Results from Slideshow & Music This chart shows how many times each word was chosen on the worksheet after the students listened to the music while watching the slideshow. = Physiognomic Perceptive = Geometric-Technical = Neutral
Interesting Fact: All students chose the word “happy”. Another Boy, age 10, when watching the slideshow with the music was at an “in between” stage. Meaning that of the 7 words he chose: 3 = Physiognomic 3 = Geometric-Technical 1 = Neutral
Final Results This chart shows the results of whether the children were more physiognomic or geometric-technical perceptive as determined from the data and based on their ages.

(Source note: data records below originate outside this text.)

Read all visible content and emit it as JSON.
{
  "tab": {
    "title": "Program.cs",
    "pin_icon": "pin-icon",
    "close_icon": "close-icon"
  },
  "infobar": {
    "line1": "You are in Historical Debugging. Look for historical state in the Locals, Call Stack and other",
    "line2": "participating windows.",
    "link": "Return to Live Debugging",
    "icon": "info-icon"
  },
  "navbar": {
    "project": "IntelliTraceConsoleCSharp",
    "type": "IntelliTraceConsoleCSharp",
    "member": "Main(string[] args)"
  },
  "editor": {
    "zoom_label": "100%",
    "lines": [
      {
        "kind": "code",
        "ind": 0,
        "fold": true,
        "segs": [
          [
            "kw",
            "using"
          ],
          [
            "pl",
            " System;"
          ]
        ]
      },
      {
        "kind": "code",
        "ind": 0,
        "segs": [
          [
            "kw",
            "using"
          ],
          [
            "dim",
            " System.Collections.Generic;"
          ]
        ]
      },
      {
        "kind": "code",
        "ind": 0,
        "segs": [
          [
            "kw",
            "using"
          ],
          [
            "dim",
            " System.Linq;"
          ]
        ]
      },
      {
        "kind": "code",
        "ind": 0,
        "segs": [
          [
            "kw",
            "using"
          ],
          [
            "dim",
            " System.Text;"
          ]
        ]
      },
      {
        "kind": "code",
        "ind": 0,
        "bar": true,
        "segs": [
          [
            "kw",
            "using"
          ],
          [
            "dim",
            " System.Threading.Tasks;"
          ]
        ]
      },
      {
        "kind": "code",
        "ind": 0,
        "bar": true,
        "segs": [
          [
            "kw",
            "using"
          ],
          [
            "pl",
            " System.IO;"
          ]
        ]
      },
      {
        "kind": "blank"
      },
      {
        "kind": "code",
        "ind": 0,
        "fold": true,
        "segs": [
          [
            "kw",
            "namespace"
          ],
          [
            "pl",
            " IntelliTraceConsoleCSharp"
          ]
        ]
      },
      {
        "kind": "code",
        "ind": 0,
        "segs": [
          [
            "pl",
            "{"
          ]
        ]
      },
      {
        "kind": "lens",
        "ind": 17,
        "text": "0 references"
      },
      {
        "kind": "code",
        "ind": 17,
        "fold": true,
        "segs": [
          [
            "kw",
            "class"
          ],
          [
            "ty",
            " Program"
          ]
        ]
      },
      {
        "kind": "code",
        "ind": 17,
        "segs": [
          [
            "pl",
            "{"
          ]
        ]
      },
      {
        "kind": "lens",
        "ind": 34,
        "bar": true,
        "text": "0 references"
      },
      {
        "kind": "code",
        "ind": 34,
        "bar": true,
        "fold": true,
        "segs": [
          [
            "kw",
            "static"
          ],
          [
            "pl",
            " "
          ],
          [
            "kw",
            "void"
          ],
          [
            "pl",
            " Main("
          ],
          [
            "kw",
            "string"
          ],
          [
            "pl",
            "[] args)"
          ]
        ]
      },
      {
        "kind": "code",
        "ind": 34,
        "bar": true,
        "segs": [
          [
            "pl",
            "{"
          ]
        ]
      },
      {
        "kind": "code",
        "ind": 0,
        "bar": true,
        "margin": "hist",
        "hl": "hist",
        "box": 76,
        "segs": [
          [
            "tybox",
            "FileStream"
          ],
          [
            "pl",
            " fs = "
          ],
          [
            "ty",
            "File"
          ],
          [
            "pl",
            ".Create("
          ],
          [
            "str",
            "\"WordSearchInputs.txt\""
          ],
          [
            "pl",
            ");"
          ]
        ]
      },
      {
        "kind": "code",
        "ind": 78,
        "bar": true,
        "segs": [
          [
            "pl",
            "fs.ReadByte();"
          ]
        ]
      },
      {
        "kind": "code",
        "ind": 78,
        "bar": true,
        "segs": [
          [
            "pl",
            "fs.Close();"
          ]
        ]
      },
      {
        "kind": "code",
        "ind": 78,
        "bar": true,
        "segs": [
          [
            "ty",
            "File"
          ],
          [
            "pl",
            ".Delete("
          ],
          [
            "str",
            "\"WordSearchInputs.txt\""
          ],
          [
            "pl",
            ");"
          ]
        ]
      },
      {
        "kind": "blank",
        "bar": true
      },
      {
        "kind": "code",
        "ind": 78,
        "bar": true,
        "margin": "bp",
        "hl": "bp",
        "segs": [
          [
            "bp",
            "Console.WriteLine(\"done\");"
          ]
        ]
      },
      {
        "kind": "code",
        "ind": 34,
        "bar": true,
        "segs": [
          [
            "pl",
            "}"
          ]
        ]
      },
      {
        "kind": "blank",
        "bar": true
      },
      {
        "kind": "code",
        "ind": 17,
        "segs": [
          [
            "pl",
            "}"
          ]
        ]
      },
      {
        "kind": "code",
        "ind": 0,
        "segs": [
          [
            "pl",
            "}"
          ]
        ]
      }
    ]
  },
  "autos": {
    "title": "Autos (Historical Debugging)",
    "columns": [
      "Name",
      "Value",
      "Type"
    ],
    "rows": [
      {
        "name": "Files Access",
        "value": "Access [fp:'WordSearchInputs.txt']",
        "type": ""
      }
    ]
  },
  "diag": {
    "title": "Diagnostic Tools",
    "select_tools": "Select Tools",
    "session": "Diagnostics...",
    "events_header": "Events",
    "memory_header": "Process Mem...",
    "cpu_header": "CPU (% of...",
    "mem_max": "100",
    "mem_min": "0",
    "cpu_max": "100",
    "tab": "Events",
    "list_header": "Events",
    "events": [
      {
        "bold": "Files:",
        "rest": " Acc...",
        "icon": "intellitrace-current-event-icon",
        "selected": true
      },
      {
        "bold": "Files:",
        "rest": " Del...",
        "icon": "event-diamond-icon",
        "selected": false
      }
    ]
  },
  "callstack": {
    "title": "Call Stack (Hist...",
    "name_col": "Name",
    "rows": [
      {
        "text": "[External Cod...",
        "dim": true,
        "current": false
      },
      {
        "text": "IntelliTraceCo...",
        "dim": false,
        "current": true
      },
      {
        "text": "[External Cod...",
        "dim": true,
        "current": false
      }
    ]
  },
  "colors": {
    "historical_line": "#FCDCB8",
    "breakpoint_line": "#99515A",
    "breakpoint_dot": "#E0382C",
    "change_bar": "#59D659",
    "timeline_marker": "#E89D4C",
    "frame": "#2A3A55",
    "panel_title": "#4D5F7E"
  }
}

Conclusion While Werner suggests that children at about the age of eight begin to express meaning more in geometric-technical terminology than in physiognomic terminology, this project seems to propose that the specific experience we provided for the students resulted in bringing forth their physiognomic perception rather than their geometric-technical one. Werner does claim that one never loses their physiognomic perception. Rather, certain experiences and events can ‘trigger’ this response and we respond through the “eyes of an artist”. Things like high pitches and low pitches can convey a certain expression of emotion. Thus, causing this reaction in the kids. Our hypothesis was wrong. No matter if the students watched the slideshow and listened to the music separately or together, the vast majority of the students provided physiognomic responses rather than geometric-technical.
What Would We Have Done Differently? More “boy”-friendly images. Possibly added another emotional dimension. Order of viewing Possibly another age group to compare (3 rd or 5 th graders)
Bibliography Crain, William. “Werner’s Organismic and Comparative.” Theories of Development. 6 th Ed. New Jersey: Pearson Education, Google: Rosar, William H. “Film Music and Heinz Werner’s Theory of Physiognomic Perception.” Psychomusicology: A Journal of Research in Music Cognition (Special Issue: Psychomusicology of Film Music) Spr-Fal Vol (1994): PsycARTICLES. Web. 23 Sept Youtube: